▶ [WHAT TO WORK ON] Reproduce each entry exactly as it reads. Leave the images out.
::::
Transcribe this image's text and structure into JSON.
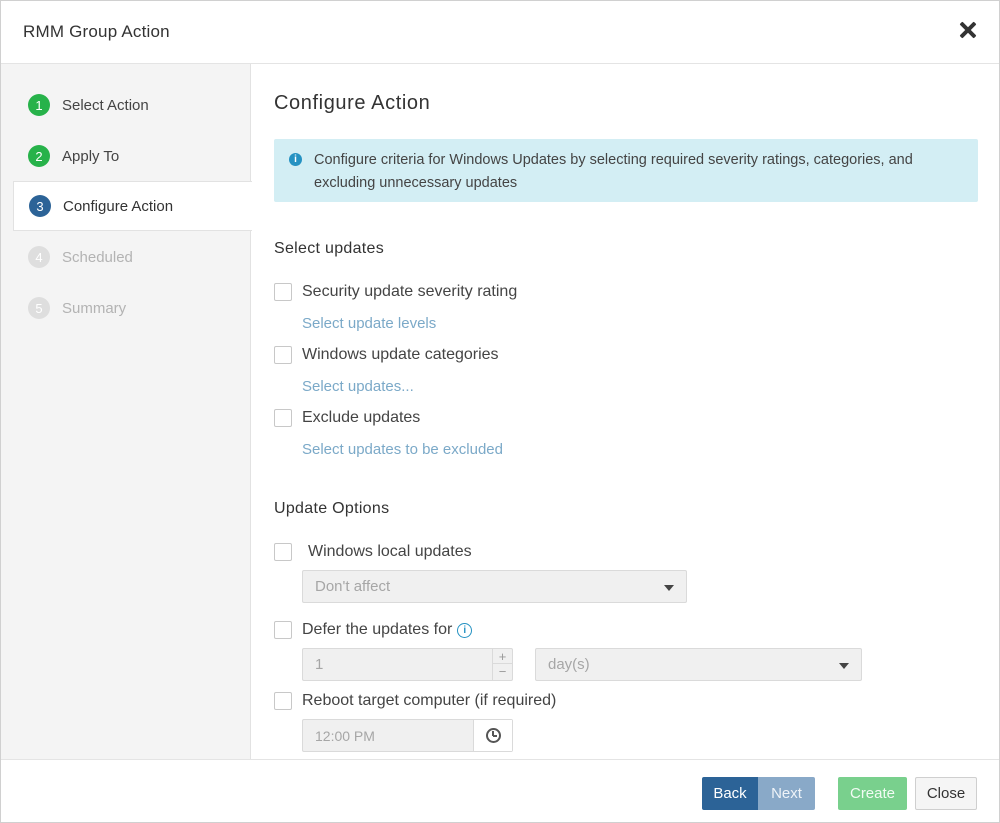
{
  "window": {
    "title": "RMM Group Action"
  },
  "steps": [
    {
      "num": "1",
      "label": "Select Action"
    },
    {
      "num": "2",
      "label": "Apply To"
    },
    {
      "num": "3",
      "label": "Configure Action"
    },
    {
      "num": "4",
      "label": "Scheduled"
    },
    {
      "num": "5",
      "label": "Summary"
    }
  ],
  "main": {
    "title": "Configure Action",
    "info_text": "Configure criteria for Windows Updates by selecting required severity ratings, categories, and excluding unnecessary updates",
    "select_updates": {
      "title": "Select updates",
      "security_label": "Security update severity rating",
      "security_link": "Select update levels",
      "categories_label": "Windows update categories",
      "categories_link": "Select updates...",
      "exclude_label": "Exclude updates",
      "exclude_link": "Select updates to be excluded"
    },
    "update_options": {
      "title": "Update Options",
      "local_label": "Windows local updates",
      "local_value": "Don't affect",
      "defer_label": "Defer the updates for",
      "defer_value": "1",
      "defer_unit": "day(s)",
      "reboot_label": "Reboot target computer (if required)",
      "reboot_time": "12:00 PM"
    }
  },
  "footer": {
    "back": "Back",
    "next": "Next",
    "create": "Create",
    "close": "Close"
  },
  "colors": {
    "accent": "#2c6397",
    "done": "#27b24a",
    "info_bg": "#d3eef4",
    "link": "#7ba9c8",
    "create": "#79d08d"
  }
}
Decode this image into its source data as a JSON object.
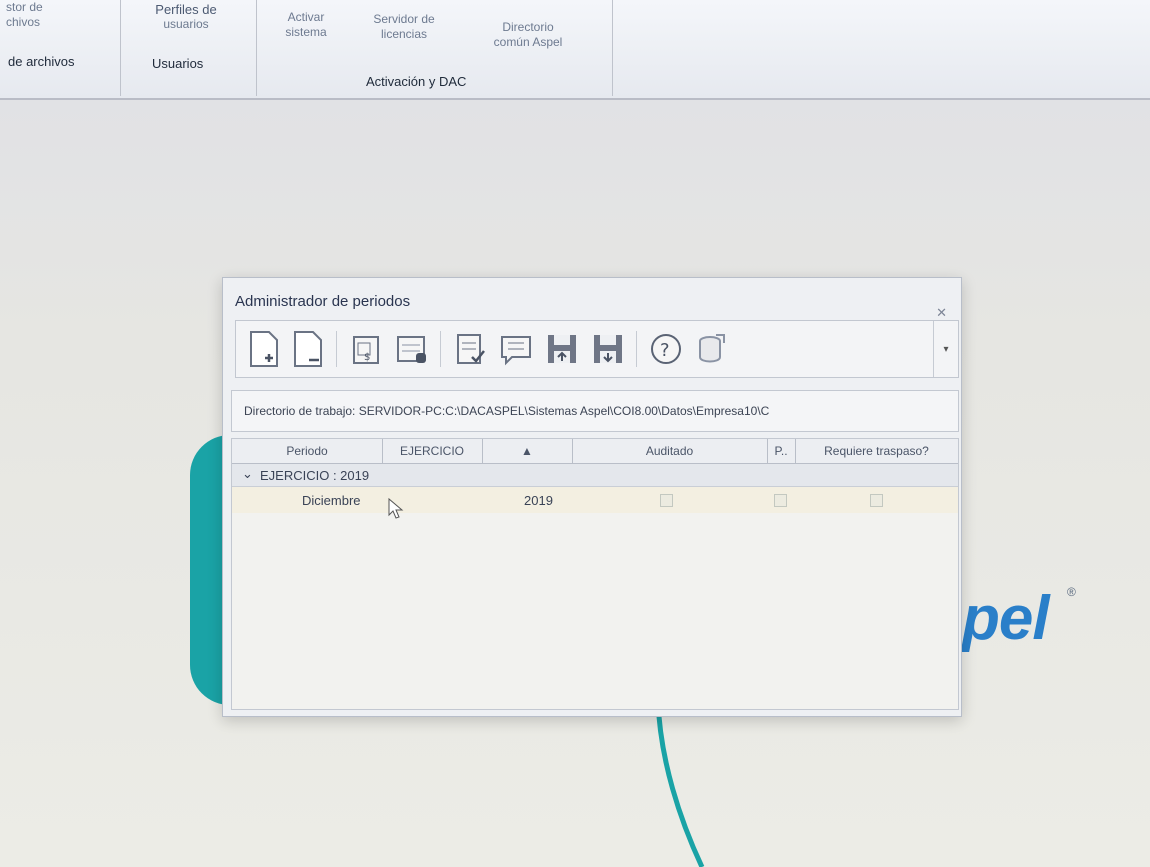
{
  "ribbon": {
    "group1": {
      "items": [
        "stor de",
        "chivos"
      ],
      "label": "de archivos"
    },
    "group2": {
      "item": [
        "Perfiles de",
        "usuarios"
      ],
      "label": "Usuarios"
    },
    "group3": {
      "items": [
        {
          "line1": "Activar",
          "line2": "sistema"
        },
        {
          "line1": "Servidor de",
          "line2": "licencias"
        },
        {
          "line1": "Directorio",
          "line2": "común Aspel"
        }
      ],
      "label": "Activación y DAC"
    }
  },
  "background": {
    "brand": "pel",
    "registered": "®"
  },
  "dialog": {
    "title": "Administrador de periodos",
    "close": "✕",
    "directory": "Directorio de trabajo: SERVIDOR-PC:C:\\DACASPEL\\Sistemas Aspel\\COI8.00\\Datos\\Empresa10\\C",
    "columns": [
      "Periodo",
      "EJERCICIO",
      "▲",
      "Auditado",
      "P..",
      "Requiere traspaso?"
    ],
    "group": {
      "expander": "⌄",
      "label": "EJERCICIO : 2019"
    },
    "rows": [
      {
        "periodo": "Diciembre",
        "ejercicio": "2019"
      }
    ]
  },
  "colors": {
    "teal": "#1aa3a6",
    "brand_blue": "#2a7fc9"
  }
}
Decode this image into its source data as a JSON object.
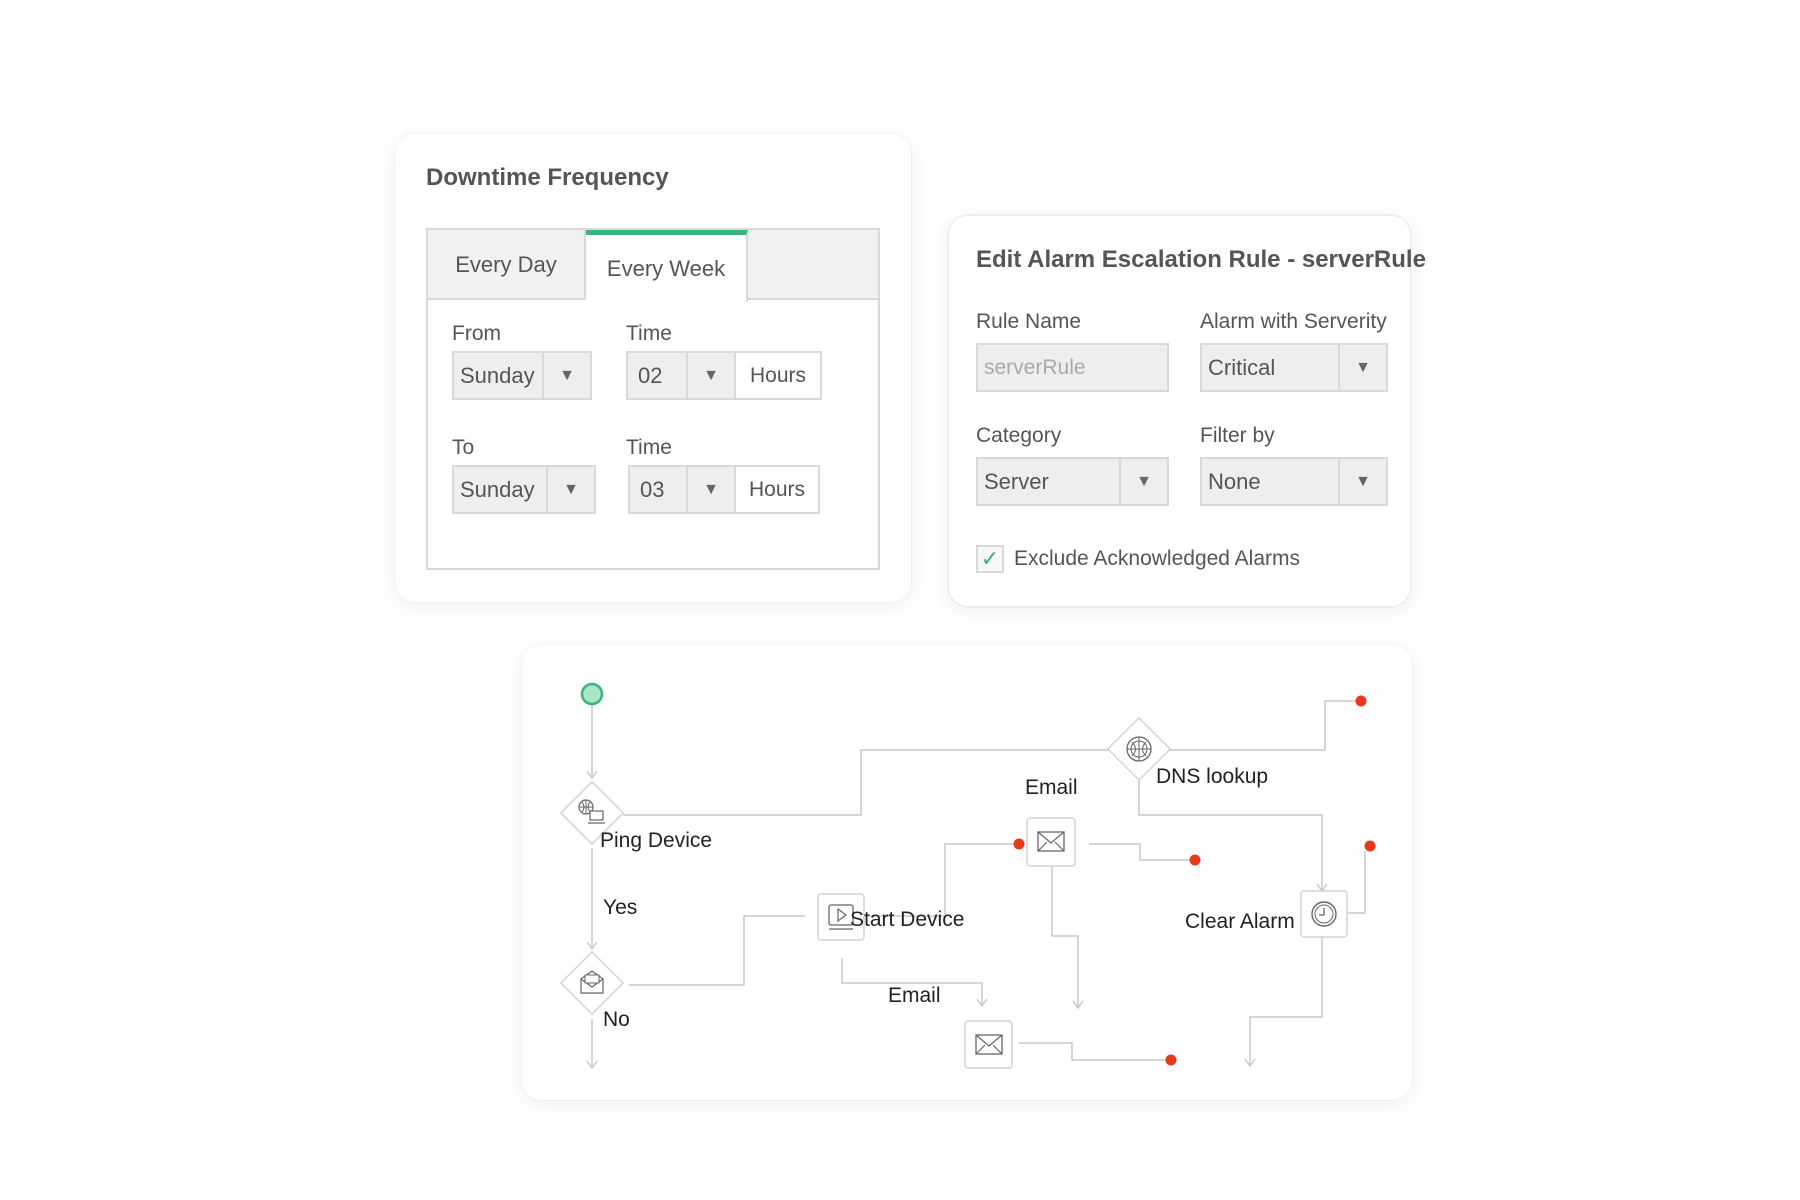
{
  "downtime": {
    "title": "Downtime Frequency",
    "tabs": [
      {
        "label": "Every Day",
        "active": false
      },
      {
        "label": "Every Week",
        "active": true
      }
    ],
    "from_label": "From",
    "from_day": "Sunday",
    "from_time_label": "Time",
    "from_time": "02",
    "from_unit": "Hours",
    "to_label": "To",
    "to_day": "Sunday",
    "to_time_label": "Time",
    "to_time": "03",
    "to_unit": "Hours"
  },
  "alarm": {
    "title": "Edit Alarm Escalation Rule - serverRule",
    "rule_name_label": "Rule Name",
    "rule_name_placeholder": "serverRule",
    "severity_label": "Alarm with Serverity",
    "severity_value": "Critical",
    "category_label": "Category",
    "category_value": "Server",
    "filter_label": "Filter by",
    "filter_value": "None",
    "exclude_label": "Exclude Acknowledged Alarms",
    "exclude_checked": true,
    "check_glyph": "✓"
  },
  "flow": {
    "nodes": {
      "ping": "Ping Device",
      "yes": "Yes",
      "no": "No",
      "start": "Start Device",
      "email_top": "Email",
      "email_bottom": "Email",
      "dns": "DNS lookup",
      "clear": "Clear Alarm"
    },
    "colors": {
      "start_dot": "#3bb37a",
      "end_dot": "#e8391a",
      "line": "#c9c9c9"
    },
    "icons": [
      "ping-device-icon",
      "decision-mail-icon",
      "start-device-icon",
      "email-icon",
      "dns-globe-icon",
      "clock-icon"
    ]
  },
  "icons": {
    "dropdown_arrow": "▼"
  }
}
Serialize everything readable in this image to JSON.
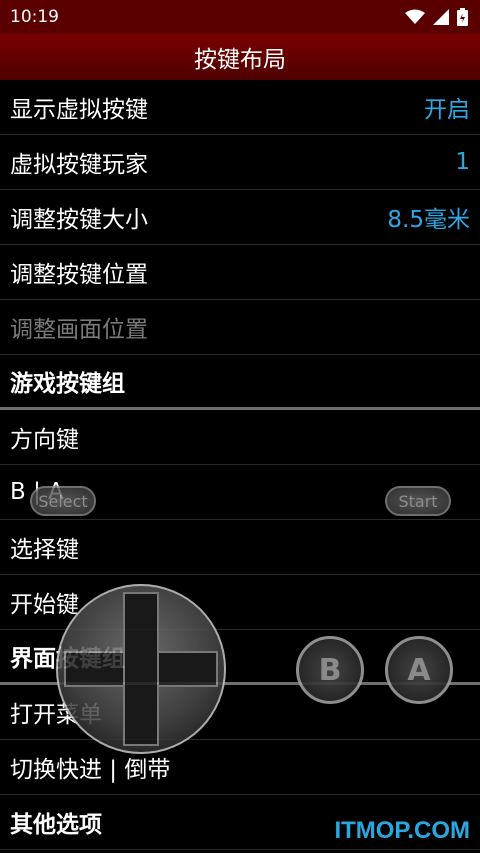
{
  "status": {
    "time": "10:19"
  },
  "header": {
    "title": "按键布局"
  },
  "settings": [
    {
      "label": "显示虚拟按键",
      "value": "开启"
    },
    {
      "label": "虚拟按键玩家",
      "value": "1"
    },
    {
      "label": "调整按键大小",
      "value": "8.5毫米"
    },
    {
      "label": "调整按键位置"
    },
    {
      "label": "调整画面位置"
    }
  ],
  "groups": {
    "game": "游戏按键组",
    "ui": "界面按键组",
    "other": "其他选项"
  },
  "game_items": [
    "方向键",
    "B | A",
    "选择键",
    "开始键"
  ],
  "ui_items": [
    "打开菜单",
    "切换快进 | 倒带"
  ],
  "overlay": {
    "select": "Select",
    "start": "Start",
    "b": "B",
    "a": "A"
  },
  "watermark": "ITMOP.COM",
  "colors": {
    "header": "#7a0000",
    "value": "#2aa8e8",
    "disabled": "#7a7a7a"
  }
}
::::
▶ [OUTPUT]
Transcribe this image's text and structure into JSON.
{
  "window": {
    "title": "RMM Group Action"
  },
  "steps": [
    {
      "num": "1",
      "label": "Select Action"
    },
    {
      "num": "2",
      "label": "Apply To"
    },
    {
      "num": "3",
      "label": "Configure Action"
    },
    {
      "num": "4",
      "label": "Scheduled"
    },
    {
      "num": "5",
      "label": "Summary"
    }
  ],
  "main": {
    "title": "Configure Action",
    "info_text": "Configure criteria for Windows Updates by selecting required severity ratings, categories, and excluding unnecessary updates",
    "select_updates": {
      "title": "Select updates",
      "security_label": "Security update severity rating",
      "security_link": "Select update levels",
      "categories_label": "Windows update categories",
      "categories_link": "Select updates...",
      "exclude_label": "Exclude updates",
      "exclude_link": "Select updates to be excluded"
    },
    "update_options": {
      "title": "Update Options",
      "local_label": "Windows local updates",
      "local_value": "Don't affect",
      "defer_label": "Defer the updates for",
      "defer_value": "1",
      "defer_unit": "day(s)",
      "reboot_label": "Reboot target computer (if required)",
      "reboot_time": "12:00 PM"
    }
  },
  "footer": {
    "back": "Back",
    "next": "Next",
    "create": "Create",
    "close": "Close"
  },
  "colors": {
    "accent": "#2c6397",
    "done": "#27b24a",
    "info_bg": "#d3eef4",
    "link": "#7ba9c8",
    "create": "#79d08d"
  }
}
Decode this image into its source data as a JSON object.
{
  "ribbon": {
    "group1": {
      "items": [
        "stor de",
        "chivos"
      ],
      "label": "de archivos"
    },
    "group2": {
      "item": [
        "Perfiles de",
        "usuarios"
      ],
      "label": "Usuarios"
    },
    "group3": {
      "items": [
        {
          "line1": "Activar",
          "line2": "sistema"
        },
        {
          "line1": "Servidor de",
          "line2": "licencias"
        },
        {
          "line1": "Directorio",
          "line2": "común Aspel"
        }
      ],
      "label": "Activación y DAC"
    }
  },
  "background": {
    "brand": "pel",
    "registered": "®"
  },
  "dialog": {
    "title": "Administrador de periodos",
    "close": "✕",
    "directory": "Directorio de trabajo: SERVIDOR-PC:C:\\DACASPEL\\Sistemas Aspel\\COI8.00\\Datos\\Empresa10\\C",
    "columns": [
      "Periodo",
      "EJERCICIO",
      "▲",
      "Auditado",
      "P..",
      "Requiere traspaso?"
    ],
    "group": {
      "expander": "⌄",
      "label": "EJERCICIO : 2019"
    },
    "rows": [
      {
        "periodo": "Diciembre",
        "ejercicio": "2019"
      }
    ]
  },
  "colors": {
    "teal": "#1aa3a6",
    "brand_blue": "#2a7fc9"
  }
}
Decode this image into its source data as a JSON object.
{
  "downtime": {
    "title": "Downtime Frequency",
    "tabs": [
      {
        "label": "Every Day",
        "active": false
      },
      {
        "label": "Every Week",
        "active": true
      }
    ],
    "from_label": "From",
    "from_day": "Sunday",
    "from_time_label": "Time",
    "from_time": "02",
    "from_unit": "Hours",
    "to_label": "To",
    "to_day": "Sunday",
    "to_time_label": "Time",
    "to_time": "03",
    "to_unit": "Hours"
  },
  "alarm": {
    "title": "Edit Alarm Escalation Rule - serverRule",
    "rule_name_label": "Rule Name",
    "rule_name_placeholder": "serverRule",
    "severity_label": "Alarm with Serverity",
    "severity_value": "Critical",
    "category_label": "Category",
    "category_value": "Server",
    "filter_label": "Filter by",
    "filter_value": "None",
    "exclude_label": "Exclude Acknowledged Alarms",
    "exclude_checked": true,
    "check_glyph": "✓"
  },
  "flow": {
    "nodes": {
      "ping": "Ping Device",
      "yes": "Yes",
      "no": "No",
      "start": "Start Device",
      "email_top": "Email",
      "email_bottom": "Email",
      "dns": "DNS lookup",
      "clear": "Clear Alarm"
    },
    "colors": {
      "start_dot": "#3bb37a",
      "end_dot": "#e8391a",
      "line": "#c9c9c9"
    },
    "icons": [
      "ping-device-icon",
      "decision-mail-icon",
      "start-device-icon",
      "email-icon",
      "dns-globe-icon",
      "clock-icon"
    ]
  },
  "icons": {
    "dropdown_arrow": "▼"
  }
}
Serialize everything readable in this image to JSON.
{
  "status": {
    "time": "10:19"
  },
  "header": {
    "title": "按键布局"
  },
  "settings": [
    {
      "label": "显示虚拟按键",
      "value": "开启"
    },
    {
      "label": "虚拟按键玩家",
      "value": "1"
    },
    {
      "label": "调整按键大小",
      "value": "8.5毫米"
    },
    {
      "label": "调整按键位置"
    },
    {
      "label": "调整画面位置"
    }
  ],
  "groups": {
    "game": "游戏按键组",
    "ui": "界面按键组",
    "other": "其他选项"
  },
  "game_items": [
    "方向键",
    "B | A",
    "选择键",
    "开始键"
  ],
  "ui_items": [
    "打开菜单",
    "切换快进 | 倒带"
  ],
  "overlay": {
    "select": "Select",
    "start": "Start",
    "b": "B",
    "a": "A"
  },
  "watermark": "ITMOP.COM",
  "colors": {
    "header": "#7a0000",
    "value": "#2aa8e8",
    "disabled": "#7a7a7a"
  }
}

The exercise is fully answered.